About Bering Sea

  • It is a marginal sea in the northernmost part of the Pacific Ocean, separating the continents of Asia and North America.
  • To the north, the Bering Sea connects with the Arctic Ocean through the Bering Strait, at the narrowest point of which the two continents are about 53 miles (85 kilometres) apart.
  • It is bordered by the US state of Alaska to the east and northeast, the Kamchatka Peninsula and the Far Eastern region of Russia in the west, and the chain of the Aleutian Islands in the south.
  • The boundary between the United States and Russia passes through the sea and the strait.
  • The Bering Sea can be divided into two equal portions: a shallow area along the continental shelf in the northern and eastern parts of the sea, and a deeper area in its southwestern part.
  • The Bering Strait is a relatively shallow passage, averaging 100 to 165 feet (30 to 50 metres) in depth. 
  • Canyons:
    • There are about 16 submarine canyons in the Bering Sea.
    • Situated in the sea’s center is a large underwater canyon known as the Zhemchug Canyon. It is also the world’s largest and deepest submarine canyon.
  • Rivers: The two rivers that drain into the sea are the Anadyr and the Yukon Rivers.
  • Islands:
    • In addition to the Aleutian and Komandor groups, there are several other large islands in both the sea and strait.
    • These include Nunivak, St. Lawrence, and Nelson islands in Alaskan waters and Karagin Island in Russian waters.
  • Springtime in the Bering Strait brings one of the largest migrations in the world. Each year, millions of birds and hundreds of thousands of marine mammals follow retreating sea ice north through the Bering Strait.
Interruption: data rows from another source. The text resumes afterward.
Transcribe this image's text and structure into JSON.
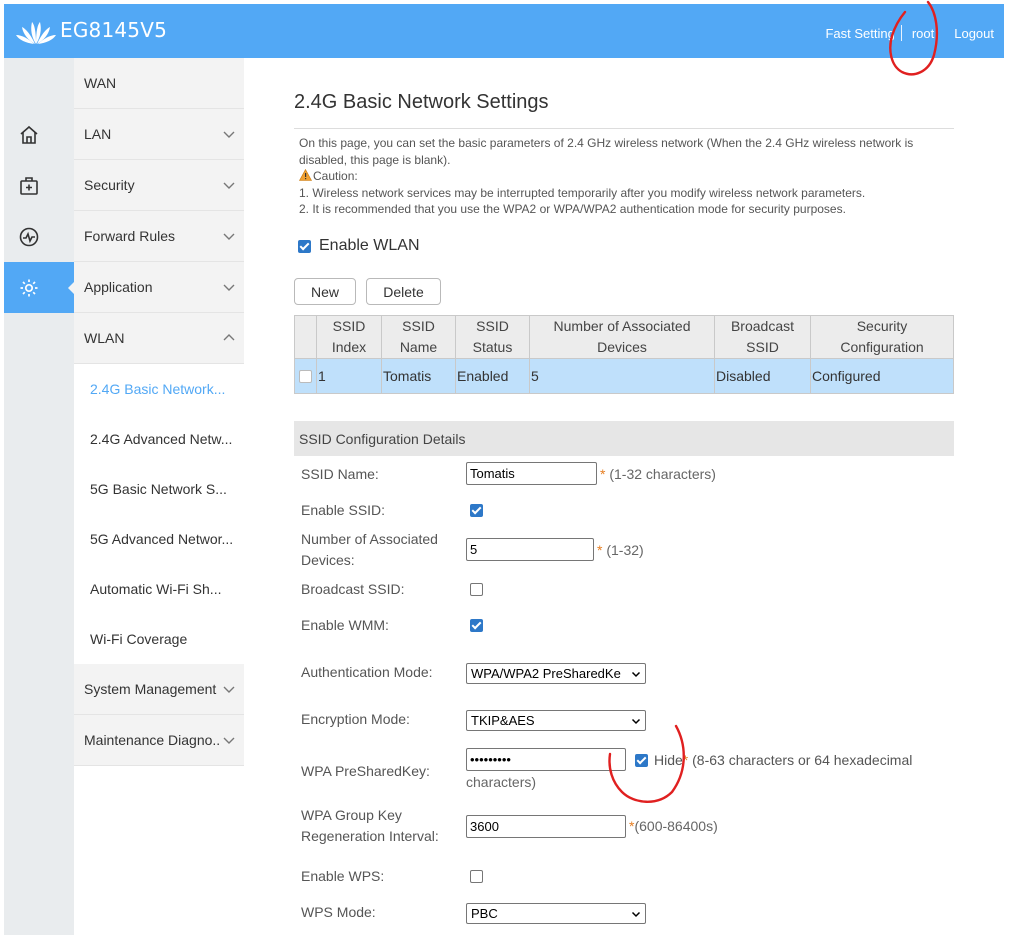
{
  "header": {
    "brand": "EG8145V5",
    "fast_setting": "Fast Setting",
    "user": "root",
    "logout": "Logout",
    "bg_color": "#52a8f5"
  },
  "iconbar": [
    {
      "icon": "home-icon"
    },
    {
      "icon": "toolbox-icon"
    },
    {
      "icon": "activity-icon"
    },
    {
      "icon": "gear-icon",
      "active": true
    }
  ],
  "sidebar": {
    "items": [
      {
        "label": "WAN"
      },
      {
        "label": "LAN"
      },
      {
        "label": "Security"
      },
      {
        "label": "Forward Rules"
      },
      {
        "label": "Application"
      },
      {
        "label": "WLAN"
      }
    ],
    "wlan_sub": [
      {
        "label": "2.4G Basic Network..."
      },
      {
        "label": "2.4G Advanced Netw..."
      },
      {
        "label": "5G Basic Network S..."
      },
      {
        "label": "5G Advanced Networ..."
      },
      {
        "label": "Automatic Wi-Fi Sh..."
      },
      {
        "label": "Wi-Fi Coverage"
      }
    ],
    "bottom_items": [
      {
        "label": "System Management"
      },
      {
        "label": "Maintenance Diagno.."
      }
    ]
  },
  "main": {
    "title": "2.4G Basic Network Settings",
    "desc_line1": "On this page, you can set the basic parameters of 2.4 GHz wireless network (When the 2.4 GHz wireless network is disabled, this page is blank).",
    "caution": "Caution:",
    "note1": "1. Wireless network services may be interrupted temporarily after you modify wireless network parameters.",
    "note2": "2. It is recommended that you use the WPA2 or WPA/WPA2 authentication mode for security purposes.",
    "enable_wlan": "Enable WLAN",
    "new_button": "New",
    "delete_button": "Delete"
  },
  "table": {
    "headers": [
      "SSID Index",
      "SSID Name",
      "SSID Status",
      "Number of Associated Devices",
      "Broadcast SSID",
      "Security Configuration"
    ],
    "rows": [
      {
        "index": "1",
        "name": "Tomatis",
        "status": "Enabled",
        "devices": "5",
        "broadcast": "Disabled",
        "security": "Configured"
      }
    ]
  },
  "config": {
    "section_title": "SSID Configuration Details",
    "ssid_name_label": "SSID Name:",
    "ssid_name_value": "Tomatis",
    "ssid_name_hint": "(1-32 characters)",
    "enable_ssid_label": "Enable SSID:",
    "assoc_label_1": "Number of Associated",
    "assoc_label_2": "Devices:",
    "assoc_value": "5",
    "assoc_hint": "(1-32)",
    "broadcast_label": "Broadcast SSID:",
    "wmm_label": "Enable WMM:",
    "auth_label": "Authentication Mode:",
    "auth_value": "WPA/WPA2 PreSharedKe",
    "enc_label": "Encryption Mode:",
    "enc_value": "TKIP&AES",
    "psk_label": "WPA PreSharedKey:",
    "psk_value": "•••••••••",
    "hide_label": "Hide",
    "psk_hint_1": "(8-63 characters or 64 hexadecimal",
    "psk_hint_2": "characters)",
    "rekey_label_1": "WPA Group Key",
    "rekey_label_2": "Regeneration Interval:",
    "rekey_value": "3600",
    "rekey_hint": "(600-86400s)",
    "wps_label": "Enable WPS:",
    "wps_mode_label": "WPS Mode:",
    "wps_mode_value": "PBC",
    "required_mark": "*"
  },
  "annotation_color": "#e02020"
}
Q1) What are submarine canyons?

Submarine canyons are any of a class of narrow steep-sided valleys that cut into continental slopes and continental rises of the oceans. Submarine canyons originate either within continental slopes or on a continental shelf. They are rare on continental margins that have extremely steep continental slopes or escarpments. Submarine canyons are so called because they resemble canyons made by rivers on land.
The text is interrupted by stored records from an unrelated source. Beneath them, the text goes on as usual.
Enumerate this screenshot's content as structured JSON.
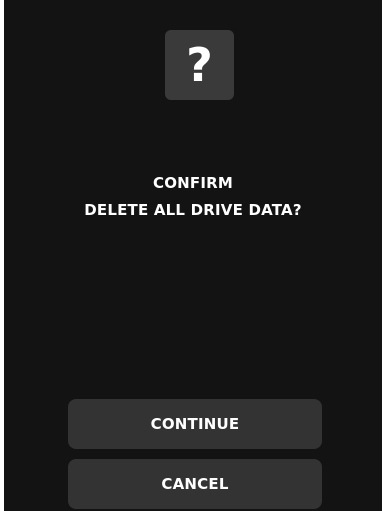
{
  "dialog": {
    "icon": {
      "name": "question-icon",
      "glyph": "?"
    },
    "message_line1": "CONFIRM",
    "message_line2": "DELETE ALL DRIVE DATA?",
    "continue_label": "CONTINUE",
    "cancel_label": "CANCEL"
  },
  "colors": {
    "background": "#131313",
    "icon_background": "#3a3a3a",
    "button_background": "#333333",
    "text": "#ffffff"
  }
}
Source: Declining Bering Sea ice linked to increasing wildfire hazard in northeast China